This is a resubmission of our renewal proposal requesting an additional five years of T35 funding to support a three-month summer training program at the National Center for Rehabilitative Auditory Research (NCRAR) for students enrolled in a Doctor of Audiology (Au.D.) clinical degree program. We request funding to cover four students annually for the duration of the grant. Gabrielle Saunders, Ph.D. will be the Program Director. She will be assisted by an Advisory Committee. The long-term objective of our program is to increase the number of individuals with a clinical Au.D. who go on to pursue a Ph.D. and a career in research audiology. The NCRAR is a VA-funded research center consisting of 15 Ph.D. investigators, 12 of whom are T-35 faculty. NCRAR research focuses on diagnosis, rehabilitation and prevention of auditory disorders through human studies, through translational and applied studies, many of which use clinical methodologies to obtain data. It thus has particular appeal and application to the clinical Au.D. students, for whom the program is designed.

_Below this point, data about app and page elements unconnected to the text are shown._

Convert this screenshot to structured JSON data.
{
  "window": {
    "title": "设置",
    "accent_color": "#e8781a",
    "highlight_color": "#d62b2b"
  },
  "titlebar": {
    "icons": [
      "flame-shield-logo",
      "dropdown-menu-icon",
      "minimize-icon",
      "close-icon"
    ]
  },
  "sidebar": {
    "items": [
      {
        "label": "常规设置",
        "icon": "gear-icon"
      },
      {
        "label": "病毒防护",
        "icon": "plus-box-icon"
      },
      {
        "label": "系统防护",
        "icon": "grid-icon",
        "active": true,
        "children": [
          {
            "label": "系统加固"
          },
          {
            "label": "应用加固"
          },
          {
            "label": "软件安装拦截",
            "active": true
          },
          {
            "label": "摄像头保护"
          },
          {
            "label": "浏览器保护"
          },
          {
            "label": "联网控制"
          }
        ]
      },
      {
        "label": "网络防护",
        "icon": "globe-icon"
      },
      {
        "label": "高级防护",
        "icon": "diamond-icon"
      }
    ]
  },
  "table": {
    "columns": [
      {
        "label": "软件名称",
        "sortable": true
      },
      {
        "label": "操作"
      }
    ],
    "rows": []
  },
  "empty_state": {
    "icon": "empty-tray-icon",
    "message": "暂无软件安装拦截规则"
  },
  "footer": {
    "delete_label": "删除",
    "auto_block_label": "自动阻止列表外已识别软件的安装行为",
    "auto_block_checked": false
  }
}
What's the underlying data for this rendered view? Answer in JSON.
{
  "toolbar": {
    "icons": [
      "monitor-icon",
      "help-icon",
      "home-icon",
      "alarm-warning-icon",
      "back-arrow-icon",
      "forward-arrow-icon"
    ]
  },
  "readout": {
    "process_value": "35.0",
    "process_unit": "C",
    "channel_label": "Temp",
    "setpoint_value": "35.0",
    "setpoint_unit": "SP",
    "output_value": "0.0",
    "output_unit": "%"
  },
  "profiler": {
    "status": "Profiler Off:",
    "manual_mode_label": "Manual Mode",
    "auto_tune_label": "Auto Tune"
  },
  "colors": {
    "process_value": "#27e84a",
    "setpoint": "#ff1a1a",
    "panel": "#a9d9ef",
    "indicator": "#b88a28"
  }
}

During the summer, each student works with their mentor to design and conduct a research project, while also working in their mentor's laboratory, attending courses held by NCRAR faculty and guests, participating in NCRAR journal groups, meetings and seminars, holding discussions with each NCRAR Investigator, attending a summer audiology conference and visiting other local research facilities. Finally, students are required to present their mentored research project to members of the NCRAR, and at the American Auditory Society annual meeting. They are also encouraged to work with their mentor to publish the findings of this project. All students enrolled in an accredited Au.D. program are eligible to participate. The program is publicized via mailings to Au.D. Department Chairs, on the NCRAR website, and at audiology conferences throughout the year. To apply, students must send a statement of interest describing what they hope to gain from the traineeship, curriculum vitae, at least two letters of recommendation and an applicant evaluation form completed by their Au.D. program advisor. Applications are evaluated by the NCRAR faculty using undergraduate GPA, letters of recommendation, the content of their personal statement and the applicant evaluation form as metrics. To date, 20 students have participated in the NCRAR T35 training program. Twelve of the past trainees have now graduated from their Au.D. programs. Four of our past students are now enrolled in Ph.D. programs, two are research audiologists, and the others have chosen a clinical pathway. These data, combined with highly positive evaluations from participating students, Au.D. program faculty (see letters of support), and the NCRAR faculty demonstrates that our program successfully accomplishes the goals of the NIH T35 training program, which is to increase the number of Au.D. graduates pursuing a career in auditory research.
This is a resubmission of a renewal proposal requesting five more years of funding to support four Doctor of Audiology (Au.D.) students annually to participate in a summer research training program at the National Center for Rehabilitative Auditory Research (NCRAR), in the hope that some will then consider a career in auditory research. Only a few Au.D. programs provide research training and experience for their students. As a result, many recent graduates have not received any research training. The T35 training program at the NCRAR will provide Au.D. student participants with an understanding of the relevance and importance of research for development of evidence-based audiological clinical practice, and will encourage some to pursue a career in auditory research.
|Billings, Curtis J; Penman, Tina M; Ellis, Emily M et al. (2016) Phoneme and Word Scoring in Speech-in-Noise Audiometry. Am J Audiol 25:75-83|
|Pursley, Alyssa J; Saunders, Gabrielle H (2016) Knowledge, attitudes, behaviors, and noise exposure of baristas. Int J Audiol 55:184-8|
|Konrad-Martin, Dawn; Reavis, Kelly M; Austin, Donald et al. (2015) Hearing Impairment in Relation to Severity of Diabetes in a Veteran Cohort. Ear Hear 36:381-94|
|Billings, Curtis J; Penman, Tina M; McMillan, Garnett P et al. (2015) Electrophysiology and Perception of Speech in Noise in Older Listeners: Effects of Hearing Impairment and Age. Ear Hear 36:710-22|
|Theodoroff, Sarah M; Schuette, Andrew; Griest, Susan et al. (2014) Individual patient factors associated with effective tinnitus treatment. J Am Acad Audiol 25:631-43|
|McMillan, Garnett P; Thielman, Emily J; Wypych, Krystyn et al. (2014) A Bayesian perspective on tinnitus pitch matching. Ear Hear 35:687-94|
|Molis, Michelle R; Diedesch, Anna; Gallun, Frederick et al. (2013) Vowel identification by amplitude and phase contrast. J Assoc Res Otolaryngol 14:125-37|
|Silverman, ShienPei; Cates, Megan; Saunders, Gabrielle (2011) Is measured hearing aid benefit affected by seeing baseline outcome questionnaire responses? Am J Audiol 20:90-9|
|Gladd, Dana K; Saunders, Gabrielle H (2011) Ambient noise levels in the chemotherapy clinic. Noise Health 13:444-51|